Thursday, December 1, 2011

The Bull Moose

by Alden Nowlan

Down from the purple mist of trees on the mountain,
lurching through forests of white spruce and cedar,
stumbling through tamarack swamps,
came the bull moose
to be stopped at last by a pole-fenced pasture.

Too tired to turn or, perhaps, aware
there was no place left to go, he stood with the cattle.
They, scenting the musk of death, seeing his great head
like the ritual mask of a blood god, moved to the other end
of the field, and waited.

The neighbors heard of it, and by afternoon
cars lined the road. The children teased him
with alder switches and he gazed at them
like an old, tolerant collie. The women asked
if he could have escaped from a Fair.

The oldest man in the parish remembered seeing
a gelded moose yoked with an ox for plowing.
The young men snickered and tried to pour beer
down his throat, while their girl friends took their pictures.

And the bull moose let them stroke his tick-ravaged flanks,
let them pry open his jaws with bottles, let a giggling girl
plant a little purple cap
of thistles on his head.

When the wardens came, everyone agreed it was a shame
to shoot anything so shaggy and cuddlesome.
He looked like the kind of pet
women put to bed with their sons.

So they held their fire. But just as the sun dropped in the river
the bull moose gathered his strength
like a scaffold king, straightened and lifted his horns
so that even the wardens backed away as they raised their rifles.
When he roared, people ran to their cars. All the young men
leaned on their automobile horns as he toppled.

"The Bull Moose" by Alden Nowlan, from What Happened When He Went to the Store for Bread. © Thousands Press, 2000


Error in printing last posting noted:

The Google blogger mechanism moved the right margin on a section of the text too far to the right, and rendered it partially unreadable.

Here, then, is the section in corrected form. (Also, I regret my proof-reading did not catch the misspelled 'beet' that should have read 'beer'.)

There are places I'll remember

All my life, though some have changed

Some forever, not for better

Some have gone and some remain

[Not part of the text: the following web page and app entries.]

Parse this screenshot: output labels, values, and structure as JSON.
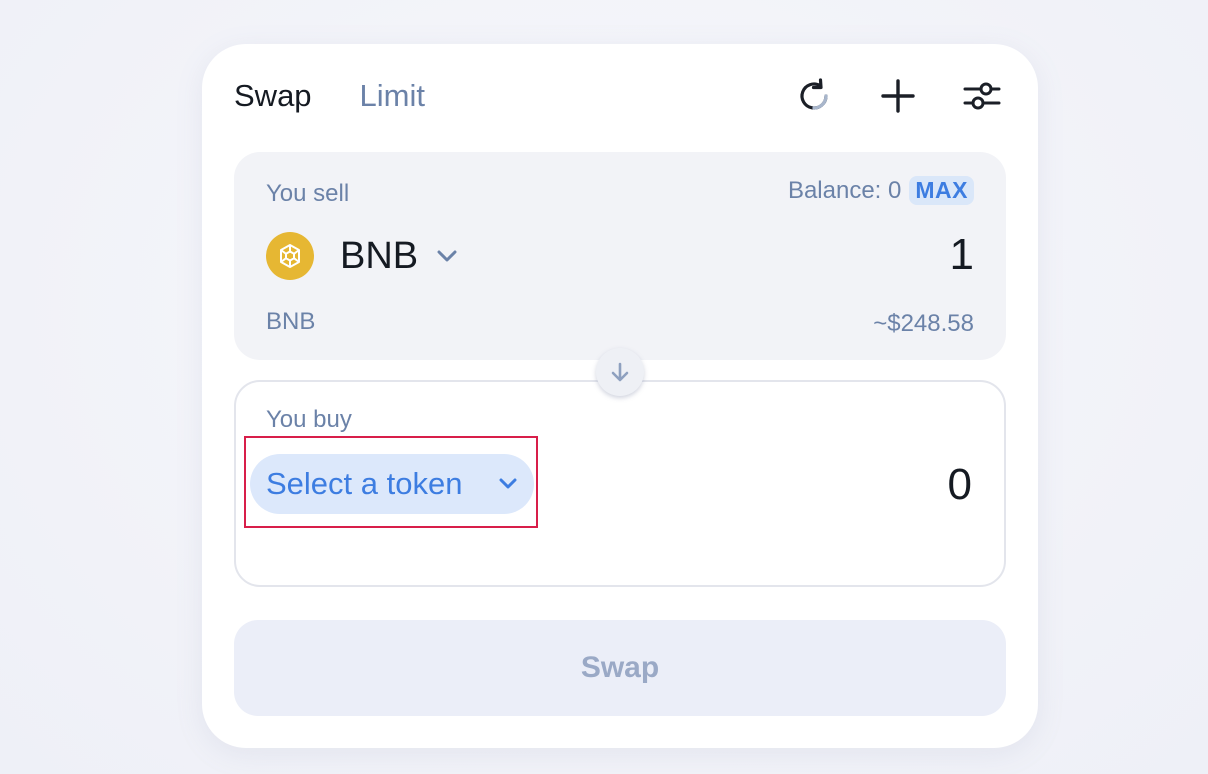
{
  "tabs": [
    {
      "label": "Swap",
      "active": true
    },
    {
      "label": "Limit",
      "active": false
    }
  ],
  "toolbar": {
    "icons": [
      "refresh-icon",
      "plus-icon",
      "settings-sliders-icon"
    ]
  },
  "sell": {
    "label": "You sell",
    "balance_text": "Balance: 0",
    "max_label": "MAX",
    "token_symbol": "BNB",
    "amount": "1",
    "token_name": "BNB",
    "usd_value": "~$248.58"
  },
  "buy": {
    "label": "You buy",
    "select_label": "Select a token",
    "amount": "0"
  },
  "swap_button": {
    "label": "Swap"
  },
  "colors": {
    "accent": "#3d7de1",
    "muted": "#6b82a8",
    "highlight_outline": "#d81e4a",
    "bnb_gold": "#e6b733"
  }
}
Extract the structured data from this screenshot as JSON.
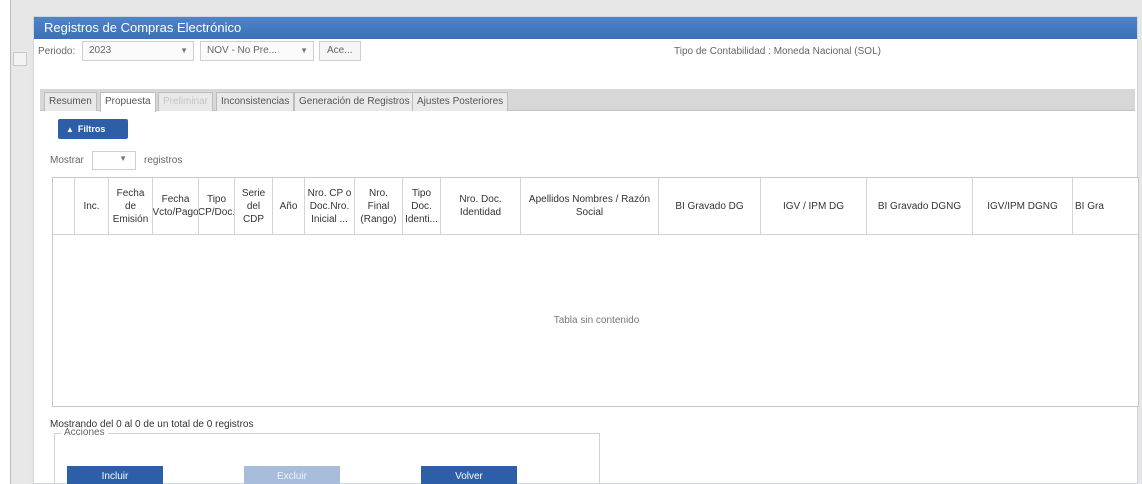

All these places had their moments
With lovers and friends, I still can recall
Some are dead and some are living
In my life, I've loved them all

But of all these friends and lovers
There is no one compares with you
And these memories lose their meaning
When I think of love as something new
Though I know I'll never lose affection
For people and things that went before
I know I'll often stop and think about them
In my life, I'll love you more

Though I know I'll never lose affection
For people and things that went before
I know I'll often stop and think about them
In my life, I'll love you more (lyric by Jose)

Dee informs methere are some Congregational Church

Holiday Sampler booklets found

on the church premises

that will be put out on the harvest table

for people to pick up and enjoy

-maybe leave a small contribution -or to just take.

The names of the recipe givers are noteworthy.

'Some are deadand some are living.......'

And the Utube clip again was: